On December 25, 2014, John writes:  "Hi Mark. Merry Christmas to you and your family. The last few years I've enjoyed making my own harnesses . Have you ever tried circle hooks so you don't hook the smaller ones so deep? If so what size ?"

Circle Hook
Mark replies:  Circle hooks are a great invention, but they are designed for targeting powerful fish like saltwater species and larger freshwater species including musky, catfish, stripers, etc. When these powerful fish bite the circle hook is set without having to physically jerk the rod. Circle hooks are most often used in combination with live or cut bait.

It seems obvious that using a circle hook would work well for certain live bait fishing applications like fishing crawler harnesses for walleye. Actually, I find that circle hooks do not function well for walleye live bait fishing applications.

Walleye routinely bite so light that they don’t get “hooked” on the initial strike. Walleye also have the unnerving habit of sucking in a bait, only to blow it back out almost instantly. When using traditional “beak” style live bait hooks that have an
exposed hook point, there is a better chance the hook will prick the tissue on the inside of the fish’s mouth. If the hook pricks the tissue when the fish turns and runs away it will essentially be setting the hook deeper into it’s mouth.

The author’s “Big Brother” Mike Romanack caught this nice walleye using
traditional beak style live bait hook. Beak hooks feature a hook point that
is straight and exceptionally sharp enabling the hook to prick and hold
hard tissue inside the mouth of the walleye with very little resistance.
Using a  circle hook would enable the walleye to more easily blow out the bait without getting hooked.
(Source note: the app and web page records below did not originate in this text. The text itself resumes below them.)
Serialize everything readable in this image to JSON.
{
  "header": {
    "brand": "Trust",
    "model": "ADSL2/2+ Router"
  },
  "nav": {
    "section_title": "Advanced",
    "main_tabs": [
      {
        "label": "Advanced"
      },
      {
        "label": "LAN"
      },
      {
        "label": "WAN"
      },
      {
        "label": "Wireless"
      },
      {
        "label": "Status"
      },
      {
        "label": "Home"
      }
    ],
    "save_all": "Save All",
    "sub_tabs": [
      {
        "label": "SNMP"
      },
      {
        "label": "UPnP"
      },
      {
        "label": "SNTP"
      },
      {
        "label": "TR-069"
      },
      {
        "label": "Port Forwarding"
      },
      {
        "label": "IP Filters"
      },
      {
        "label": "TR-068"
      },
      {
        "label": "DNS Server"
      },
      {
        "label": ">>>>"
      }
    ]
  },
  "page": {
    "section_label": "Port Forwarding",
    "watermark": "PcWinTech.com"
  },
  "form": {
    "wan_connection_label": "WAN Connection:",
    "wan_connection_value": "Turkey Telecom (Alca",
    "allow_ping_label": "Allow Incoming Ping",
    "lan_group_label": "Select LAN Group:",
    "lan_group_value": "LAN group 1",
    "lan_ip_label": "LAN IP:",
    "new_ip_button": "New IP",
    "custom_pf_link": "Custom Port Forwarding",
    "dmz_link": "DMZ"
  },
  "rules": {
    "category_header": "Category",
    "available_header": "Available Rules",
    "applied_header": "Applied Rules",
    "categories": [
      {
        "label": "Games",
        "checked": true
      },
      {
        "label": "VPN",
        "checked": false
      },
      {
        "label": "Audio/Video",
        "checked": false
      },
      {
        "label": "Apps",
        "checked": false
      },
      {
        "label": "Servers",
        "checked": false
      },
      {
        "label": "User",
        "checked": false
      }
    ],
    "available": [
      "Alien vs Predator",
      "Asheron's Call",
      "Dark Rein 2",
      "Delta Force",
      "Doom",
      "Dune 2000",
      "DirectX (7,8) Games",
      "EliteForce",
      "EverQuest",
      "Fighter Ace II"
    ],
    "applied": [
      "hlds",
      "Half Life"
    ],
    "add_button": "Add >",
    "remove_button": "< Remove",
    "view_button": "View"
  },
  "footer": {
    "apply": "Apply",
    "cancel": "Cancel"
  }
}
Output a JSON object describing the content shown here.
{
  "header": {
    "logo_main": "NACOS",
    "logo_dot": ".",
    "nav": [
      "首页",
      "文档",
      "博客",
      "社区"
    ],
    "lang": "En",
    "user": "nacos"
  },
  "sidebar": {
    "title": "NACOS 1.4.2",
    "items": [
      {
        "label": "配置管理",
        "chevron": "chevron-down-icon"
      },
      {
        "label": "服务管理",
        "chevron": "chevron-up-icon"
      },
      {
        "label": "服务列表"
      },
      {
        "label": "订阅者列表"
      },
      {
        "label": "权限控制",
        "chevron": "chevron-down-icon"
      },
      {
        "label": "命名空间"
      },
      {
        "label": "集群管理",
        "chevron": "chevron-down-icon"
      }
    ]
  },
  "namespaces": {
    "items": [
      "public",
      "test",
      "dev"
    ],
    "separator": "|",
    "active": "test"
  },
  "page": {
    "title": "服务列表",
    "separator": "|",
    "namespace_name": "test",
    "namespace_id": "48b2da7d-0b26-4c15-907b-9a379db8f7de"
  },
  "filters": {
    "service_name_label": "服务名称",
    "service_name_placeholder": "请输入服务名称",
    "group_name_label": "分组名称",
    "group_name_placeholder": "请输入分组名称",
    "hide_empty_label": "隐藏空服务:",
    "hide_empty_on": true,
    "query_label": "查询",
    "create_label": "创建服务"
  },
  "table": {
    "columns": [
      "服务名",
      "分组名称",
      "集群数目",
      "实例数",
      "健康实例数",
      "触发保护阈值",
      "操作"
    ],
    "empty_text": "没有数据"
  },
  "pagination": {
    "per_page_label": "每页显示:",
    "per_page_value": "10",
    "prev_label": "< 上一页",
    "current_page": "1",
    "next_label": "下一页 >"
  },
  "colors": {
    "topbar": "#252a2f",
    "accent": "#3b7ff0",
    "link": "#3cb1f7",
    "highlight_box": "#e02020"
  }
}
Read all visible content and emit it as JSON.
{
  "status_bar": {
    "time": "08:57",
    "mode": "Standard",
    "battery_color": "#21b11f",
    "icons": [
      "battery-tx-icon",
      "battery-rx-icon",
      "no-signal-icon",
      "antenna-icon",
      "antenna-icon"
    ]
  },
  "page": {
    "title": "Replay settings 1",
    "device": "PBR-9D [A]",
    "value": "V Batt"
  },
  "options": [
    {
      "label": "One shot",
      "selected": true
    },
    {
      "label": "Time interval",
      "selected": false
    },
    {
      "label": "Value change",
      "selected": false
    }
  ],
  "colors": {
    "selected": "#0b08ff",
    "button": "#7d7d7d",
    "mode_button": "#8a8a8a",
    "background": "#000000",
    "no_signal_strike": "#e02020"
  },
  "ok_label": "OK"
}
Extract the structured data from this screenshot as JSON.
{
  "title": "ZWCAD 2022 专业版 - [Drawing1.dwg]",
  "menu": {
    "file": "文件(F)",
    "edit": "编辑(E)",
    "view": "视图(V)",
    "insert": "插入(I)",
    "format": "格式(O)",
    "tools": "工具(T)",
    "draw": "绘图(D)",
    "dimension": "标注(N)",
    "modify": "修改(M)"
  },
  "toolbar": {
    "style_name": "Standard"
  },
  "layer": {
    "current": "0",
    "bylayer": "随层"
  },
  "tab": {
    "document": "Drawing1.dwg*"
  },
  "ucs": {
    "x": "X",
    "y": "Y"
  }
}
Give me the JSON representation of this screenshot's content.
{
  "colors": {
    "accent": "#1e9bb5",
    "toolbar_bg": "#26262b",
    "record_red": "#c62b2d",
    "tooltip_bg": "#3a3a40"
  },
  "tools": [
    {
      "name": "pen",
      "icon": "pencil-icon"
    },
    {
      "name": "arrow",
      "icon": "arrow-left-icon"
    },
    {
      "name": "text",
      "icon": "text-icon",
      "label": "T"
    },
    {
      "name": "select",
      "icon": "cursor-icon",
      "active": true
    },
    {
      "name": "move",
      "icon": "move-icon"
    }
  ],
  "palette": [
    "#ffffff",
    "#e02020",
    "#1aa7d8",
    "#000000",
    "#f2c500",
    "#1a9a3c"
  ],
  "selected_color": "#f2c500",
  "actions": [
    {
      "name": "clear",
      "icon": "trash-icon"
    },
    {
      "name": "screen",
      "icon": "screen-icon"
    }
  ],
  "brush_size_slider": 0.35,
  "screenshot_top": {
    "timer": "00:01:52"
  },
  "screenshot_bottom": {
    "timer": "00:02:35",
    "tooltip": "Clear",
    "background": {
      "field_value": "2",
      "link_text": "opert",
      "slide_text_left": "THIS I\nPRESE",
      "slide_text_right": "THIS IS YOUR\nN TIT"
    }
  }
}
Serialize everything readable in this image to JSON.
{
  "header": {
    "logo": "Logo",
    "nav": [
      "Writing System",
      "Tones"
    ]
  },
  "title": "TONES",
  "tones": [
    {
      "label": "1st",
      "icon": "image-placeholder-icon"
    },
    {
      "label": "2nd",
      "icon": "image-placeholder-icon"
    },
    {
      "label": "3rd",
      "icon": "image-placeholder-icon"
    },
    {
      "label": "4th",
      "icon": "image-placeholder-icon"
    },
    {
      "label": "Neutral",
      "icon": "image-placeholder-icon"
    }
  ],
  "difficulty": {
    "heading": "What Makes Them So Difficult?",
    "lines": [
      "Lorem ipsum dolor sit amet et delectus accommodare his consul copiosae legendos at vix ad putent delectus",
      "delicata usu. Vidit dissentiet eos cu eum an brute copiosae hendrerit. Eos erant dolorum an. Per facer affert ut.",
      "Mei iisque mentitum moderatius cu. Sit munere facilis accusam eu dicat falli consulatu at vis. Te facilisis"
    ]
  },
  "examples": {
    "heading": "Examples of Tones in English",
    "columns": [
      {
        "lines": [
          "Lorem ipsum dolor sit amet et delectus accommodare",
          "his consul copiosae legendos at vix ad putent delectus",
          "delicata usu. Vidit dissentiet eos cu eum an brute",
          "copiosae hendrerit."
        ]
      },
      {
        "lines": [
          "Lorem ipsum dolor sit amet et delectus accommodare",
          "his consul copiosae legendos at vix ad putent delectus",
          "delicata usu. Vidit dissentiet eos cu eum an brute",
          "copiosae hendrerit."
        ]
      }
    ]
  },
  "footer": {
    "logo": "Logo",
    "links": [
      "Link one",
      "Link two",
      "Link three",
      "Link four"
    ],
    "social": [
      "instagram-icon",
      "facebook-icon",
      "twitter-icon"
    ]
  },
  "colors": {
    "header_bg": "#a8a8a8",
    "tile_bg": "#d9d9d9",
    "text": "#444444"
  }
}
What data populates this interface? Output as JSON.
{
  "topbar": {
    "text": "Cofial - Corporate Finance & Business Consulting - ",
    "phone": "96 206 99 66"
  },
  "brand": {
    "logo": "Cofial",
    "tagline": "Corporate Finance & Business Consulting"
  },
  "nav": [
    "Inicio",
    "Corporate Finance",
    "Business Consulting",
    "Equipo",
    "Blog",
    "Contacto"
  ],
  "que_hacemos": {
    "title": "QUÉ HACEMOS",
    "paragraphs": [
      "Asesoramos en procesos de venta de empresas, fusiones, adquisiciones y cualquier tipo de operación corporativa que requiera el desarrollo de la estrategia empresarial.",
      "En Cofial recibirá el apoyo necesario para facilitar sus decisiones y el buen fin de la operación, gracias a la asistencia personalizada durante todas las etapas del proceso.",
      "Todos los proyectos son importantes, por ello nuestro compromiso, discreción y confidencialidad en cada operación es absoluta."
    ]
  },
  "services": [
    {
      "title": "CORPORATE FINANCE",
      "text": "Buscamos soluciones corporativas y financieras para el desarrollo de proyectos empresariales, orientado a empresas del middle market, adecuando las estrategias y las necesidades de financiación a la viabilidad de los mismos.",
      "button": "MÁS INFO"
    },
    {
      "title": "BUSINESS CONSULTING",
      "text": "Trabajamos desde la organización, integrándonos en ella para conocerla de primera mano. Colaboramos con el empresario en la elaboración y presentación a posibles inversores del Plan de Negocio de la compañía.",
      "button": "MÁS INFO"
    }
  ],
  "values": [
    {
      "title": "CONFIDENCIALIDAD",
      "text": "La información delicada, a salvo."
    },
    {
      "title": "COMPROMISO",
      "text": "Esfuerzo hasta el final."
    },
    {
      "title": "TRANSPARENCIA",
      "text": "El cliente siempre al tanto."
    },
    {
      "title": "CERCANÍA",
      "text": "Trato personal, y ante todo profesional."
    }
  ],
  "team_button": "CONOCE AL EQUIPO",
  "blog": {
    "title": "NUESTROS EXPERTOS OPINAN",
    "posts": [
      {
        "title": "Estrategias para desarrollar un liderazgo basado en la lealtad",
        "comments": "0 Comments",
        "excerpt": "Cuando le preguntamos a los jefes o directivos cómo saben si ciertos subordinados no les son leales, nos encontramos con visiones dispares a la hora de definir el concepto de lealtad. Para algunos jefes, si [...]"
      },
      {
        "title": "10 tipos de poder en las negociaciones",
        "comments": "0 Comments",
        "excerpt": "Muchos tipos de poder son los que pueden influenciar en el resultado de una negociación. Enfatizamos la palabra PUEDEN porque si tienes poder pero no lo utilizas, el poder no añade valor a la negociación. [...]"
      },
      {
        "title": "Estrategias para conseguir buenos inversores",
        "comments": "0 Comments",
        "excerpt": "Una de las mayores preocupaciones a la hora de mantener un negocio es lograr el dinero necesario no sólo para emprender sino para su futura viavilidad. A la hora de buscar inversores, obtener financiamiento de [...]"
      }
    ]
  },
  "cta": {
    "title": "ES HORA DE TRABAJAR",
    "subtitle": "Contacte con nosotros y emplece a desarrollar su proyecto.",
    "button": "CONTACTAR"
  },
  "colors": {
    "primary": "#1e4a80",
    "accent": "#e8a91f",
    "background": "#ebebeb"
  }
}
If the fish turns to run with the bait in it’s mouth and then feels resistance, it can still blow out the bait without getting hooked when circle hooks are used.

Note the large No. 2 beak hooks used by Jake Romanack to catch this
Saginaw Bay walleye. Big hooks help in hooking and holding more walleye.
Red hooks like these are also a favorite of both Jake and Mark.
My advice is to stay with a good quality beak style hook for walleye crawler harness rigging. I favor using two No. 2 size hooks when targeting open water fish on places such as Saginaw Bay, Lake Erie, Green Bay, etc., where the average fish is likely to be 20 inches long or greater. On in-lake lakes where the fish run small or where weeds are an issue, I will often rig my harnesses using a pair of No. 4 beak hooks. Using super sharp premium hooks or sharpening the hooks using a flat file is the best defense against a fish biting and then spitting out the rig.